This article looks at the Malta (Capuccini) Naval Cemetery and is one of a series on the Commonwealth War Graves Commission’s cemeteries on the island:

The Malta (Capuccini) Naval Cemetery

Malta (Capuccini) Naval Cemetery MainThe Malta (Capuccini) Naval Cemetery, also known as the Kalkara Naval Cemetery, is a large cemetery cared for by the Commonwealth War Graves Commission. The cemetery is located on the outskirts of the village of Kalkara and is five miles from Valetta. A bus route runs close to the cemetery which is less than a mile away from Fort Rinella. Buried in the cemetery are 1089 mostly naval casualties from the First and Second World Wars. There are also many other graves which fall outside the Commonwealth War Graves Commission’s remit from other periods which are cared for.

Private William Thomas Lacery, Royal Marine Light Infantry who was serving on H.M.S. Hussar is the earliest First World War burial, having died on 6 August 1914. In the early months of the war, there was a small stream of burials but these increased a lot from June 1915 onwards in consequence of the fighting at Gallipoli. Many soldiers and sailors who were invalided from Gallipoli due to wounds or illness were evacuated back to Malta, where they died. A lot of the soldiers were buried in the Pieta Military Cemetery rather than in the Naval Cemetery. Once the Gallipoli Campaign came to an end in January 1916, those buried in the cemetery were nearly all naval personnel. One of the later burials was for Chief Petty Officer Harry Ernest Wild of H.M.S. Biarritz, who died of typhoid on 10 March 1918. Wild took part in Shackleton’s Imperial Trans-Antarctic Expedition 1914-1917 and was awarded a posthumous Albert Medal.

The first casualty buried in the cemetery from the Second World War was Captain Charles Ernest Hotham who died on 31 January 1940 aged 48. Captain Hotham was serving with H.M.S. St Angelo, at Fort St Angelo, a shore establishment.

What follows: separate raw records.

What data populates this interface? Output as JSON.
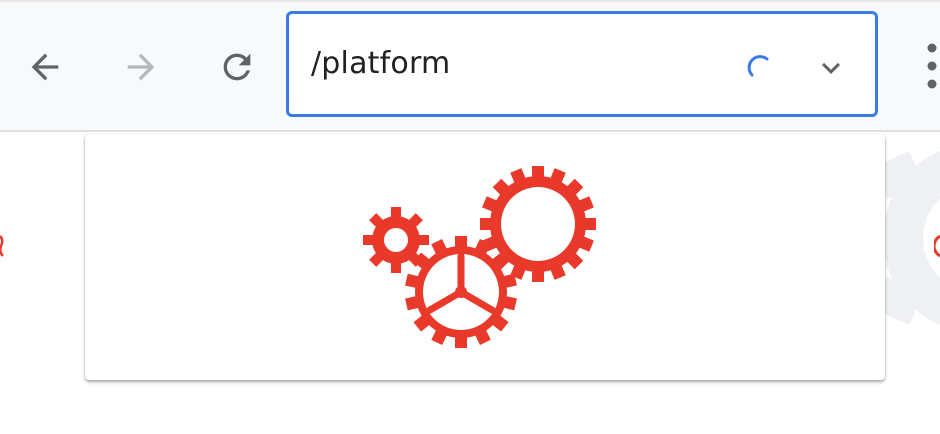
{
  "browser": {
    "address_text": "/platform",
    "loading": true,
    "accent_color": "#3b7be8",
    "icons": {
      "back": "arrow-left-icon",
      "forward": "arrow-right-icon",
      "reload": "reload-icon",
      "spinner": "loading-spinner-icon",
      "dropdown": "chevron-down-icon",
      "menu": "kebab-menu-icon"
    }
  },
  "page": {
    "card_image": "gears-logo",
    "brand_color": "#e8392b"
  }
}
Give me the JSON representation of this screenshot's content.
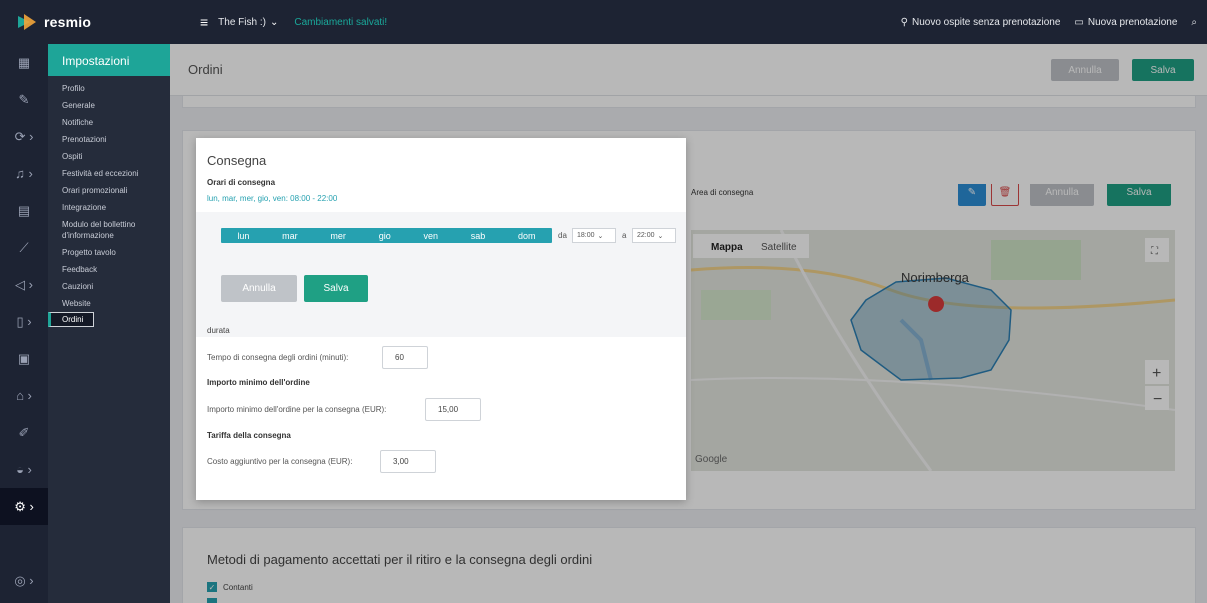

A lot of the Royal Air Forces casualties from the Siege of Malta are buried in the cemetery, especially those suffered by 69, 148 and 261 Squadrons. Only five soldiers of the British Army were buried in the cemetery during the Second World War, one of whom was Allen Algernon Bathurst, Lord Apsley who was killed in a plane crash on 17 December 1942. Lord Aspley served with the Royal Gloucestershire Hussars during the First World War and had been awarded the Military Cross and Distinguished Service Order. He was a member of parliament at the time of his death.


One of the graves in the cemetery is for Captain Reginald Burton of the Royal Marines Light Infantry who died of wounds ”received during the sinking of HMS Irresistible in the Dardanelles”. H.M.S. Irresistible hit a mine on 18 March 1915 while taking part in an Anglo-French attack on Turkish positions in the Dardanelles. Left without power, the ship drifted into the range of the Turkish artillery, came under heavy fire and sank. The majority of the ship’s complement of 780 men were rescued, but 150 of the crew became casualties. The grave also remembers Burton’s servant, Private George Edward Astbury who was buried at sea the day after the sinking and is commemorated on the Portsmouth Naval Memorial.

Japanese Memoiral MALTA (CAPUCCINI) NAVAL CEMETERYThe Japanese Naval Memorial, ”Sacred to the Officers and Men belonging to His Imperial Japanese Majesty’s 2nd Detached Squadron who Gloriously Fell in the Mediterranean During the Great War 1914-1918”. A Japanese flotilla operated from Malta during the war and played an imported role in protecting Allied convoys in the Mediterranean. The Japanese Navy’s largest loss of life in the Mediterranean occurred on 11 June 1917, when the Japanese destroyer Sakaki was torpedoed with the loss of 68 officers and men. A large party of Japanese had visited the cemetery a couple of days before me, and left drinks, brought from Japan, and flowers on the memorial.

Malta (Capuccini) Naval Cemetery MainThe cemetery also contains a memorial to sixteen soldiers of the Royal Malta Artillery who were killed in an accidental explosion while filling grenades on 5 October 1915. This was the greatest loss of life ever suffered by the Royal Malta Artillery on a single day. The grave at the foot of the memorial is for Gunner Giovanni Maria Demicoli of the No.1 Coast Battery who was killed in the explosion.